Federal judge OKs Skico work on Burnt Mtountain at Snowmass
Ryan Summerlin October 9, 2012
SNOWMASS – A federal judge’s ruling Friday will allow Aspen Skiing Co. to complete the work necessary to open about 230 acres of additional skiing terrain on Burnt Mountain.
U.S. District Court Judge James Boasberg denied a request for an injunction by an environmental group called the Ark Initiative that would have stopped Skico from selective thinning of trees and brush on Burnt Mountain, on the east side of Snowmass Ski Area.
Trail crews will resume their work any day now, and the additional terrain will be ready for the 2012-13 ski season, according to Skico spokesman Jeff Hanle.
“We will get people in there this winter,” he said.
The Ark Initiative, a Pinedale, Wyo.-based nonprofit environmental group, claimed Skico’s work shouldn’t be allowed because the Forest Service erred by removing a portion of Burnt Mountain from the roadless inventory. Roadless lands get special protection.
But Boasberg ruled that the 2011 Colorado Roadless Rule eliminates roadless areas from within ski-area boundaries. The Ark Initiative needed to raise its concerns about roadless lands within ski-area boundaries when Colorado’s roadless rule was being debated, the judge said.
“The Colorado Roadless Rule was not off-the-cuff rulemaking,” Boasberg wrote in his order. “As the Forest Service explained in its letter (to the Ark Initiative), the rule ‘is the result of extensive public involvement. More than 310,000 public comments, over a six-year period, were reviewed and considered in the development of the final rule.'”
The Ark Initiative “chose not to comment on the rule and thus cannot challenge it now.

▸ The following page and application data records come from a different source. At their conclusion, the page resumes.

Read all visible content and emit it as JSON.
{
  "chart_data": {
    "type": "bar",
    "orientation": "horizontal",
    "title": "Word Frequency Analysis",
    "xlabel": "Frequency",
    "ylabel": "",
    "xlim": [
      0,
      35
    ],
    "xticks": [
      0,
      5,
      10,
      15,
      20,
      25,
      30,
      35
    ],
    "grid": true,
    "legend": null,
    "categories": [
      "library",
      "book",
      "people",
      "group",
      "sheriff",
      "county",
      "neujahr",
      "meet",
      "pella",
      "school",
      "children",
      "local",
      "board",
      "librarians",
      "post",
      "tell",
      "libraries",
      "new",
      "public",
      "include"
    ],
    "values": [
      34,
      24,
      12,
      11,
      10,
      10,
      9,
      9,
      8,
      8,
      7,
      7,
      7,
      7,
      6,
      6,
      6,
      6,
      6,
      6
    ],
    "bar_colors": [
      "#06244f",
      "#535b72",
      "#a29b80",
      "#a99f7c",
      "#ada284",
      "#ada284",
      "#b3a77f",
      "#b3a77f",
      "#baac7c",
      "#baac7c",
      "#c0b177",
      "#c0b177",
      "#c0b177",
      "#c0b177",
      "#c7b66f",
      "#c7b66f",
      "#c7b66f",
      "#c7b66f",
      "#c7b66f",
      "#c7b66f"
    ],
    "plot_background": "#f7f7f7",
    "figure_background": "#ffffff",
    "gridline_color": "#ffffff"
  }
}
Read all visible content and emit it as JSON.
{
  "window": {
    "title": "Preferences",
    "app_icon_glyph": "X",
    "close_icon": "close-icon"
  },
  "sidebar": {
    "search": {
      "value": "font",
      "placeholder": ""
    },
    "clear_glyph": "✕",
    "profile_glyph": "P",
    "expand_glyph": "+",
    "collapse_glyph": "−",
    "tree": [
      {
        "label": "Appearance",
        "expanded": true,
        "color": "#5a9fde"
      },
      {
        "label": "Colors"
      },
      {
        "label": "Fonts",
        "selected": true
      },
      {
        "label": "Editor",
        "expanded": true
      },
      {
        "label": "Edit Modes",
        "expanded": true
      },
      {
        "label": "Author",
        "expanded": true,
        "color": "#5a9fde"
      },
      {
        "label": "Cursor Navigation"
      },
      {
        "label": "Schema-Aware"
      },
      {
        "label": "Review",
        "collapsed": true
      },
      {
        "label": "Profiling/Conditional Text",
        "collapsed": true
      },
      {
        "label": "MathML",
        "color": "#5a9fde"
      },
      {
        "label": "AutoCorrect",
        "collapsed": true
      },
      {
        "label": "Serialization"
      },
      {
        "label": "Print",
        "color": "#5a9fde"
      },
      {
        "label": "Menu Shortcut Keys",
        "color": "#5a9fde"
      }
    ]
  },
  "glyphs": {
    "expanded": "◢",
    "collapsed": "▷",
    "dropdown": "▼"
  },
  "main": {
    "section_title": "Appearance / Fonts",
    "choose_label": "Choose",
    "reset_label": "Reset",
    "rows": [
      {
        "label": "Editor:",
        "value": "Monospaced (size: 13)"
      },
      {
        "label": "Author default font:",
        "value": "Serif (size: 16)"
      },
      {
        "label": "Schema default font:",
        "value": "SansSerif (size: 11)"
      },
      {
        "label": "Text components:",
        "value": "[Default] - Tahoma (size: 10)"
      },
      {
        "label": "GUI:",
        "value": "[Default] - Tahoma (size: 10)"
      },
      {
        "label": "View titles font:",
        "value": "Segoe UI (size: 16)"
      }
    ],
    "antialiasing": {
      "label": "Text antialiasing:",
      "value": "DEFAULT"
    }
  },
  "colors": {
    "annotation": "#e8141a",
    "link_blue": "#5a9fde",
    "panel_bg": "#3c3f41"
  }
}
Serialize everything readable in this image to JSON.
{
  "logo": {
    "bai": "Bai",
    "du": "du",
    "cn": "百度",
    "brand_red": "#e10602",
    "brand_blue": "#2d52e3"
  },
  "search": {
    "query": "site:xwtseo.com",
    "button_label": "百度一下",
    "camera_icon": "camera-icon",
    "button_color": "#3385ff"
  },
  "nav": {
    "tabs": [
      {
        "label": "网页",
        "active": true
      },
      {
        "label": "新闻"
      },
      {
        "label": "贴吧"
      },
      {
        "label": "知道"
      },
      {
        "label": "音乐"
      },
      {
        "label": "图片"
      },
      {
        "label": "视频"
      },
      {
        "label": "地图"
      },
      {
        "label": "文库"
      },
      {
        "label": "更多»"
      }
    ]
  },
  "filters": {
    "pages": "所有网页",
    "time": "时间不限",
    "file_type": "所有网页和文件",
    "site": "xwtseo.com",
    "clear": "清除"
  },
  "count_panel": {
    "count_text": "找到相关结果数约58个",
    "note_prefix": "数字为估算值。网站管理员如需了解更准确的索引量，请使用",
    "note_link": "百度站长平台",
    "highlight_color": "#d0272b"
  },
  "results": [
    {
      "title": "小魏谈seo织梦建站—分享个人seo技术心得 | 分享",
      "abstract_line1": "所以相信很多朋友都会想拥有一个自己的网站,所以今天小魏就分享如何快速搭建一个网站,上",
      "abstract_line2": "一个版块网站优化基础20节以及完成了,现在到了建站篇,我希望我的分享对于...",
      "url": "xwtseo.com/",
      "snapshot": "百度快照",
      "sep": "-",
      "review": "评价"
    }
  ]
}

If plaintiffs wanted roadless designations in ski areas, they should have participated in the rulemaking,” the order continued.
White River National Forest supervisor Scott Fitzwilliams said he hopes this latest ruling puts an end to the debate over Burnt Mountain. The Forest Service approved a Snowmass Ski Area Master Development Plan in 1994 that paved the way for expansion onto Burnt Mountain. Skico amended the plan in 2003 and applied a year later for specific approvals for the Burnt Mountain work. After three years of review, the Forest Service approved the plan. The Ark Initiative filed an administrative protest, which was denied. The Ark Initiative then filed a lawsuit in federal court that was denied and upheld by an appeals court.
“We’ve been dealing with this long enough,” Fitzwilliams said. “They’ve dragged us into court three times now.”
William Eubanks, an attorney for the Ark Initiative, couldn’t be reached for comment Monday on what, if anything, will be the next step for the environmental group.
The Forest Service is formally notifying Skico that it can move forward with the project, Fitzwilliams said.
“A good portion of the work is done,” he said.
He estimated 60 to 70 percent of the tree thinning and clean-up is finished.
In an earlier interview, Rich Burkley, Skico vice president of operations, estimated the trails crew will remove fewer than 800 living and dead trees from about 6.5 acres within the 230-acre area of Burnt Mountain. The terrain is east of Longshot, the existing inbounds trail on Burnt Mountain. The rest of Burnt Mountain is popular backcountry or sidecountry terrain.
Skico is glading areas between natural parks or breaks in the forest. There won’t be designated trails, Burkley said previously, but rather thin routes through the trees.
The expansion will boost the skiable terrain at Snowmass to 3,362 acres. That makes it the second-largest ski area in Colorado behind Vail Mountain.
The Ark Initiative’s lawsuit was filed in the District of Columbia on Sept. 11. When it was filed, the Forest Service asked Skico to voluntarily halt work while the legal fight was being settled. Skico intervened in the lawsuit on the side of the Forest Service.
The judge’s 20-page ruling said even if the Ark Initiative was correct and lands on Burnt Mountain were removed by the Forest Service by mistake from the roadless inventory, the mistake was made moot when the Colorado Roadless Rule was created.
“In other words, it does not matter whether the Burnt Mountain parcel has the characteristics of a roadless area; the parcel is inside Snowmass Ski Area, so the Colorado Roadless Rule precludes designating it roadless,” the ruling said. “Effectively, the Forest Service is saying that any error in earlier inventories is harmless because the Burnt Mountain parcel cannot qualify as roadless now anyway.”
The order didn’t directly address a related portion of the Burnt Mountain controversy. The Forest Service didn’t grant permission to Skico this fall to work on an egress from the base of Burnt Mountain to the Two Creeks section of Snowmass, where there is a chairlift. About 1,500 feet of a 1,900-foot egress was in inventoried roadless areas.
Fitzwilliams said the judge’s order appears to clear the way for Skico to work on other, formerly roadless areas that are within the ski-area boundary.
“We’re still trying to figure out what to do about that egress area,” Fitzwilliams said. “I have to talk to our (National Environmental Policy Act) experts to determine how we go ahead with that.”